Link to eBook related cntent: reviews, blog articles, interviews, podcasts
Promote events such as readings and book signings
Build Buzz with a Twitter Contest by Dana Lynn Smith
As a non-fiction author: Inform about your expertise (e.g. share your articles on the web). Help others by sharing information, while you gain a reputation as an expert
Talk about what you are writing at the moment
Tweet something personal from time to time (family, weekend, hobby...)
Retweet good tweets - sharing is caring
Comment on interesting/useful/entertaining tweets
Recommend topic-related books, tv shows, articles
Welcome new followers (auto-DM are unpersonal)
Thank others for a retweet or mentioning you
Try to interact with your followers
Good articles about "Good Tweets"
- 5 Steps to Going Viral on Twitter by Dan Zarrella
- 7 Ways to Thank Someone for a Retweet by Angie Schottmuller
- How to Get More Retweet Action on Twitter by David Cantone
- How to Get Retweeted by Guy Kawasaki
Brian Clark gives you a great recipe for writing headlines on Twitter that gets clicks and retweets: The Art of Writing Great Twitter Headlines. In the best case, your tweets are a mix of interesting own content, useful information, commented retweets - flavoured with a personal touch and interactions with others.
Constantly tweeting the link to your XinXii eStore is intrusive and counterproductive! Make promotional tweets a small percentage of your overall tweets; they shouldn't be just a stream of sales pitches.
... on http://www.twitter.com/xinxii_en as soon as you are on Twitter and say hello, so we know you are there, and we can support your book marketing! We tweet about us (updates, new features, press releases...), useful information about self-publishing, and about your eBook! Have a look on what we are tweeting at the moment:
If you have read this far, you are probably confused and overwhelmed. Our tip: Just get started, and you will see how easy and fun Twitter can be! To date, many authors lead their audience on their author page via Twitter. Don't underestimate Twitter as a marketing tool! Spread the word, create excitement and drive people to purchase and read your eBook. But to understand the benefits of Twitter, you need as many of the social networks, some time and patience.
Filling in your profile information will help people find you on Twitter: Who are you? What are your topics? Why should I follow you? It's a real challenge to enter a bio in less than 140 characters... Don't forget to link to your XinXii eStore (-> you'll find your personal link on "My XinXii > Marketing")!
Twitter experiences from authors
- 5 Twitter Tips For Authors And Publishers by Cindy Ratzlaff
- How Twitter Has Helped My Writing by Jennifer Hammitt
- How Twitter can help you improve, market and publish your creative writing by Iain Broome

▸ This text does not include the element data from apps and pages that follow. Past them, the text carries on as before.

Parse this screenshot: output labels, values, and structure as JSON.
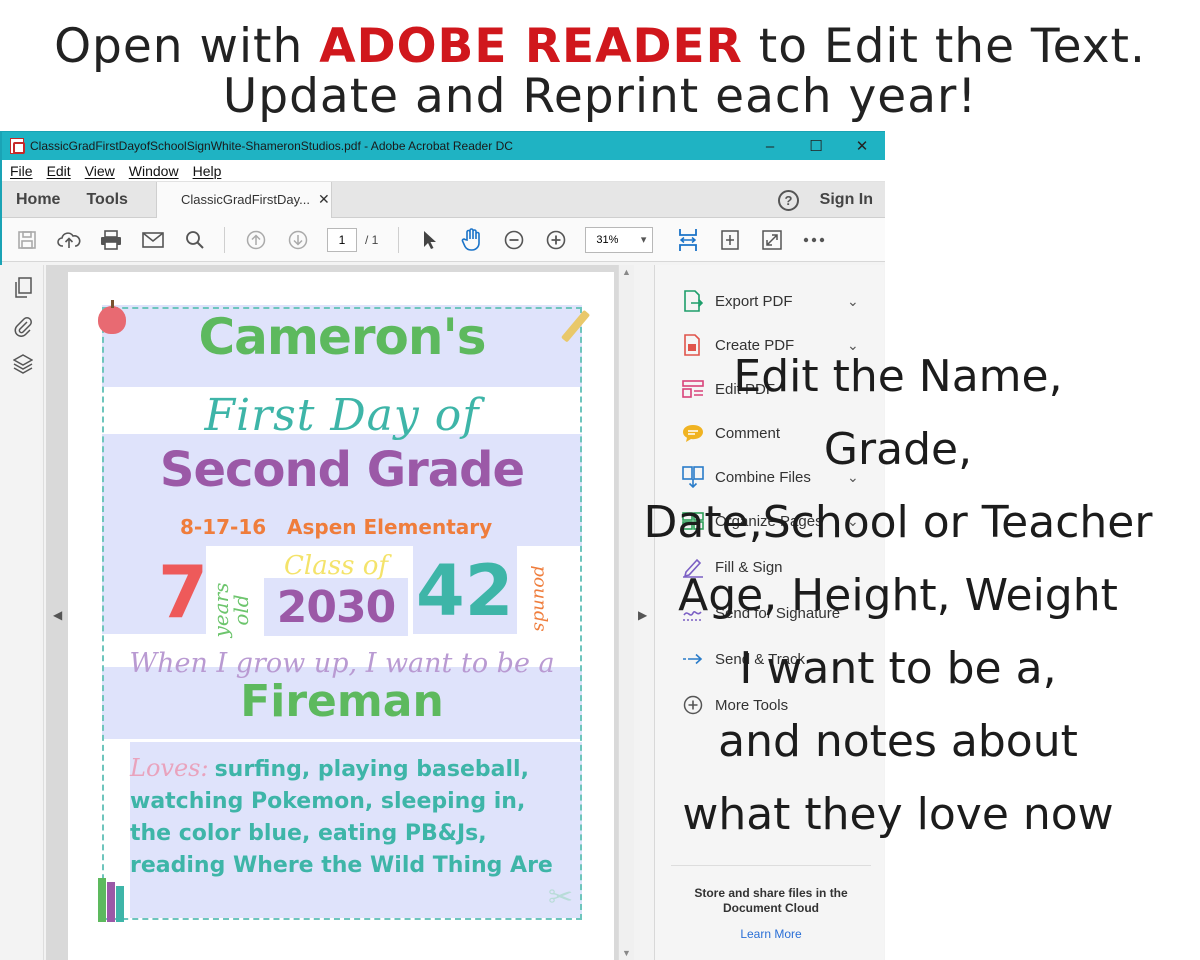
{
  "promo": {
    "line1_before": "Open with ",
    "line1_brand": "ADOBE READER",
    "line1_after": " to Edit the Text.",
    "line2": "Update and Reprint each year!"
  },
  "window": {
    "title": "ClassicGradFirstDayofSchoolSignWhite-ShameronStudios.pdf - Adobe Acrobat Reader DC",
    "controls": {
      "minimize": "–",
      "maximize": "☐",
      "close": "✕"
    },
    "menu": [
      "File",
      "Edit",
      "View",
      "Window",
      "Help"
    ],
    "tabs": {
      "home": "Home",
      "tools": "Tools",
      "doc_tab": "ClassicGradFirstDay...",
      "doc_close": "✕"
    },
    "help": "?",
    "sign_in": "Sign In",
    "toolbar": {
      "page_current": "1",
      "page_total": "/ 1",
      "zoom": "31%"
    }
  },
  "sign": {
    "name": "Cameron's",
    "first_day": "First Day of",
    "grade": "Second Grade",
    "date": "8-17-16",
    "school": "Aspen Elementary",
    "age": "7",
    "years_old": "years old",
    "class_of": "Class of",
    "class_year": "2030",
    "weight": "42",
    "pounds": "pounds",
    "grow_up": "When I grow up, I want to be a",
    "job": "Fireman",
    "loves_label": "Loves:",
    "loves_lines": [
      "surfing, playing baseball,",
      "watching Pokemon, sleeping in,",
      "the color blue, eating PB&Js,",
      "reading Where the Wild Thing Are"
    ]
  },
  "tools_pane": {
    "items": [
      {
        "label": "Export PDF",
        "icon": "export-pdf-icon",
        "color": "#1e9e6b"
      },
      {
        "label": "Create PDF",
        "icon": "create-pdf-icon",
        "color": "#e0544b"
      },
      {
        "label": "Edit PDF",
        "icon": "edit-pdf-icon",
        "color": "#d9437a"
      },
      {
        "label": "Comment",
        "icon": "comment-icon",
        "color": "#f0b322"
      },
      {
        "label": "Combine Files",
        "icon": "combine-files-icon",
        "color": "#2a7cc9"
      },
      {
        "label": "Organize Pages",
        "icon": "organize-pages-icon",
        "color": "#2ea05a"
      },
      {
        "label": "Fill & Sign",
        "icon": "fill-sign-icon",
        "color": "#7b5fc4"
      },
      {
        "label": "Send for Signature",
        "icon": "send-signature-icon",
        "color": "#7b5fc4"
      },
      {
        "label": "Send & Track",
        "icon": "send-track-icon",
        "color": "#2a7cc9"
      },
      {
        "label": "More Tools",
        "icon": "more-tools-icon",
        "color": "#555555"
      }
    ],
    "cloud_note": "Store and share files in the Document Cloud",
    "learn_more": "Learn More"
  },
  "callout": [
    "Edit the Name,",
    "Grade,",
    "Date,School or Teacher",
    "Age, Height, Weight",
    "I want to be a,",
    "and notes about",
    "what they love now"
  ]
}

- Twitter for Writers: How to navigate the Twittersphere by Cheri Lasota
- Why writers should use Twitter by Alexis Grant
Useful Twitter Tools
- 50 Useful Twitter Tools for Writers and Researchers
- BackTweets See how many people you reach on Twitter
- Bitly helps you share, track, and analyze your links
- Followformation is a tool that helps you follow the top people by city
- FriendOrFollow.com shows you who you follow that is not following you back and vice versa
- TwitBlock Fan or Spam? Find out how many of your followers are junk, and block the twerps
- Twitter Chats For Writers by Debbie Ridpath Ohi
What are your experiences with/on Twitter? Any comments, useful links and tips are welcome!